    Abstract: We study the optimal currency choice in contracts in an economy with credit chains and endogenous government-policy risk. Denominating contracts in local currency helps mitigate real exchange rate risk while denominating in a foreign currency (dollar) minimizes risks due to government policy, for example inflation. In the aggregate, the equilibrium currency denomination calls for a coordination of currencies in bilateral contracts within a chain to avoid costly default due to currency mismatch. This implies that the incentives to denominate in a foreign currency might persist even after government/political risk has been significantly reduced. Our model can help explain the observed hysteresis of dollarization that occurred in several Latin American countries. We also show that the socially optimal allocation would call for even more dollarization than is privately optimal in order to constrain the government’s choices ex-post.
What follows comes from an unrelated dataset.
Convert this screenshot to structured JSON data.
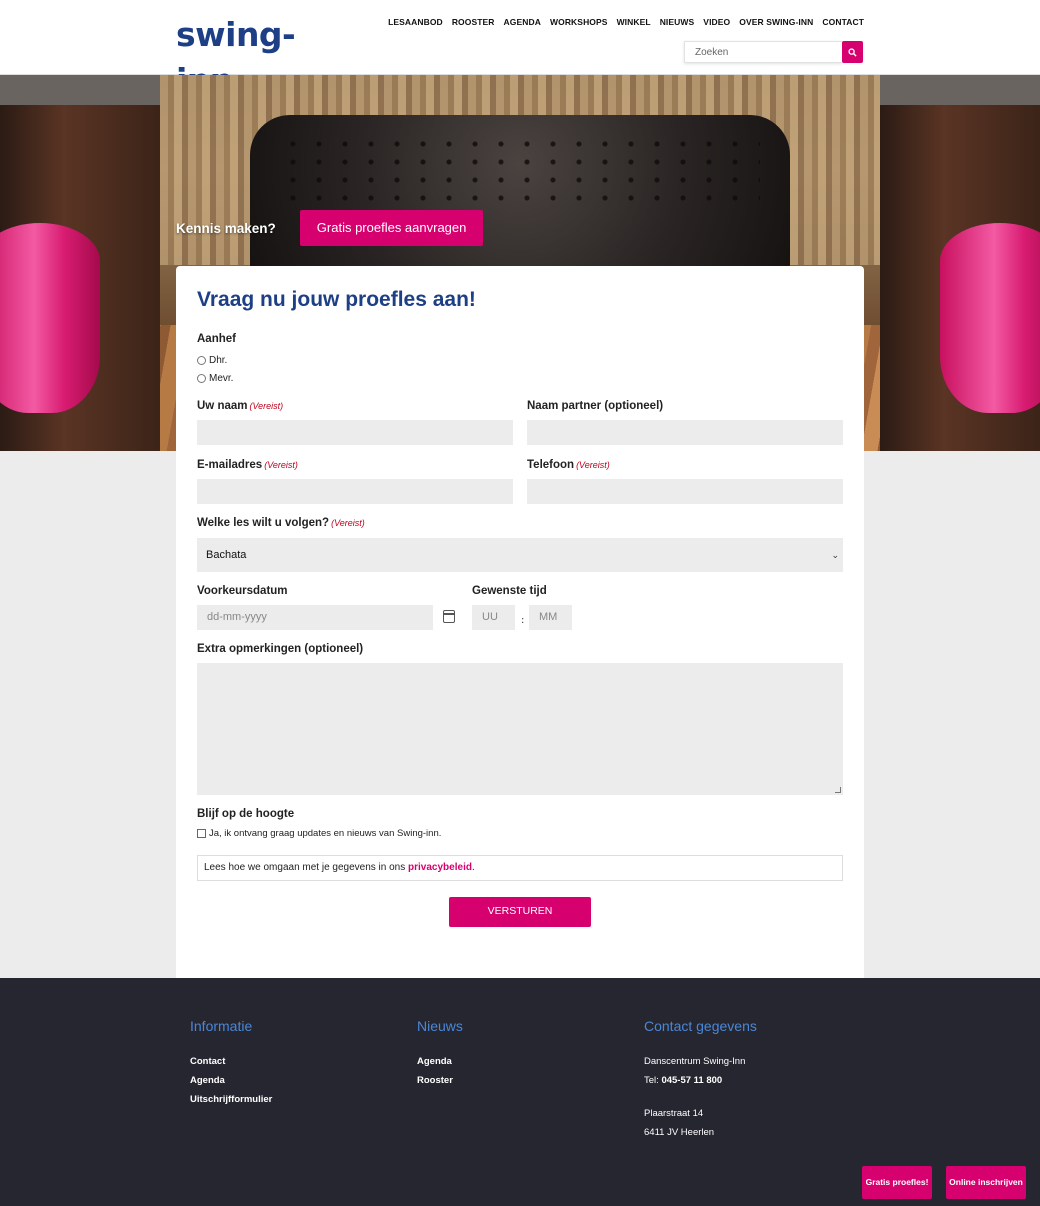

    Date: 2018
  14. By: Ryan Chahrour (Boston College); Rosen Valchev (Boston College)
    Abstract: The United States enjoys an “exorbitant privilege” that allows it to borrow at especially low interest rates. Meanwhile, the dollarization of world trade appears to shield the U.S. from international disturbances. We provide a new theory that links dollarization and exorbitant privilege through the need for an international medium of exchange. We consider a two-country world where international trade happens in decentralized matching markets, and must be collateralized by safe assets — a.k.a. currencies — issued by one of the two countries. Traders have an incentive to coordinate their currency choices and a single dominant currency arises in equilibrium. With small heterogeneity in traders’ information, the model delivers a unique mapping from economic conditions to the dominant currency. Nevertheless, the model delivers a dynamic multiplicity: in steady-state either currency can serve as the international medium of exchange. The economy with the dominant currency enjoys lower interest rates and the ability to run current account deficits indefinitely. Currency regimes are stable, but sufficiently large shocks or policy changes can lead to transitions, with large welfare implications.
    Date: 2018

This nep-opm issue is ©2018 by Martin Berka. It is provided as is without any express or implied warranty. It may be freely redistributed in whole or in part for any purpose. If distributed in part, please include this notice.
General information on the NEP project can be found at For comments please write to the director of NEP, Marco Novarese at <>. Put “NEP” in the subject, otherwise your mail may be rejected.
NEP’s infrastructure is sponsored by the School of Economics and Finance of Massey University in New Zealand.